creation of heavens and earth.  It would therefore seem obvious to be the preferable choice of the
subject on which to focus one's time and energy for two to four years if one must choose to select one
from among several disciplines offered at TEDS or elsewhere.

     The Old Testament is preparation of the whole cognitive terrain upon which the New Testament is
founded.  Ignoring the Old Testament leads to utter chaos in interpreting the New, as heretics from
Marcion to contemporary charismatic "Word of Knowledge" devotés manifest.  Paul's revelation was
self-understood to be the newly-revealed sense of the true meaning given and now made known "through
the prophetic Scriptures" (Rom 16:25-26, cf. 1:2).  Not only he but nearly all of the NT writers
demonstrate this understanding of their own relationship to the OT, which by volume of citations and
allusions comprises nearly 1 out of 20 verses of the New Testament!  

     The error of medieval anti-semitic christendom, and of more recent dispensationalism, is to bifurcate
the church from Israel in such a radical fashion as to have two peoples of God, rather than following the
New Testament's hermeneutic of the Hebrew Scriptures which indicate that there is ONE people of
God,  rooted in God's choice of Abram, Isaac, and Jacob but, with grafted-in gentiles from every tribe
and tongue and nation, one plan and plant, in continuity between the people of God in the Old Testament
and the people of God in the New Testament--in which age we ourselves now live   [a theology reflected
in Colossians 1;  Ephesians  2-4;  Romans 11; 1 Peter 2;  Revelation 7].

    Studying the Old Testament in continuous relationship to the New Testament not only enlightens our
understanding of the New Testament, but necessarily clarifies our understanding of the Old Testament, an
understanding which, apart from the NT light shed upon it, can drift and stray like a ship without a rudder
(a metaphor which, admittedly, is as mixed as the biblical theologies to which it alludes !)
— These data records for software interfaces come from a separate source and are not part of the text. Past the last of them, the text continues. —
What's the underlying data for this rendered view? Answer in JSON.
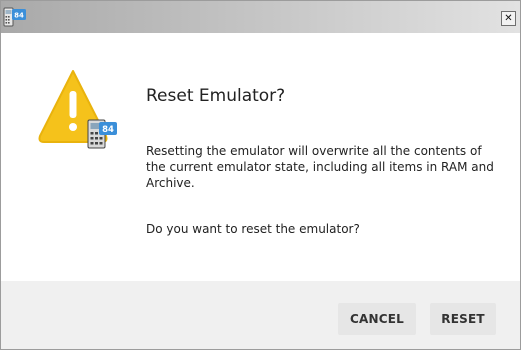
{
  "window": {
    "app_icon": "ti-84-calculator-icon",
    "close_icon": "close-icon",
    "close_glyph": "✕"
  },
  "dialog": {
    "icon": "warning-triangle-with-calculator-icon",
    "calculator_badge": "84",
    "title": "Reset Emulator?",
    "message": "Resetting the emulator will overwrite all the contents of the current emulator state, including all items in RAM and Archive.",
    "question": "Do you want to reset the emulator?"
  },
  "buttons": {
    "cancel_label": "CANCEL",
    "reset_label": "RESET"
  },
  "colors": {
    "warning_yellow": "#f5c21b",
    "footer_bg": "#f0f0f0",
    "button_bg": "#e6e6e6",
    "badge_blue": "#3b8fd9"
  }
}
     Systematic theology is secondary in nature to New Testament studies because it must be based upon
a thorough knowledge of the New Testament (and the Old, understood through the New, as affirmed in
the previous paragraph).  Systematic theology is a therefore a derivative art (or science, if one wishes to
characterize it as such).  It affords the creative mind the exercise of gleaning truths from the whole range
of Scripture and then compiling and sculpting a comprehensive and global model from the varying aspects
of the many-faceted revelation that has come through so many individuals at so many different points in
time.

    "The history of theology," my mentor at Princeton, Karlfried Froehlich, used to say, "is the history of
the interpretation of the Bible."  It would be good if something like the 3 volume
Cambridge History of
the Bible
(by Akroyd, Smalley, et al) could be expanded into a full treatment of this matter.  
Contemporary hermeneutics manuals invariably only devote a half a page or so each to "the Alexandrian
method" and "the Antiochian method" of exegesis, treat 800 years of Augustinian-based medieval
exegesis at a 4-level sweep, and move quickly to the Enlightenment and its heirs for the remainder of the
exposition.


      In sum, if the church is to learn theology, and to itself be the guarantor and bulwark of truth,
it will have to cultivate theologians:  biblically literate, biblically subservient, doctors of the church, who
can devote their lives to both theology and to the church.  

    And then it will have to listen to them, and go out into the world to proclaim the truth of who God is
and what He intends and will do in the world.   Remember, our principal text 1 Peter 2:9 says
EX-angeléte,  ("announce outwards"), an overtranslation, to be sure, but completely congruous with
Peter's emphasis throughout the rest of his letter on the responsibility of the people of God to live lives
before the ungodly
that reflect the truth of the gospel (= theology!)  and to be ready to give account for the hope within them,
to those who ask.
Theology and the Church:       Page 3,  Conclusion
Back to Gene's page
An essay dashed off in three hours, as part of the Comprehensive Exams
for the Ph.D. in Theology   at Trinity Evangelical Divinity School,  August 1997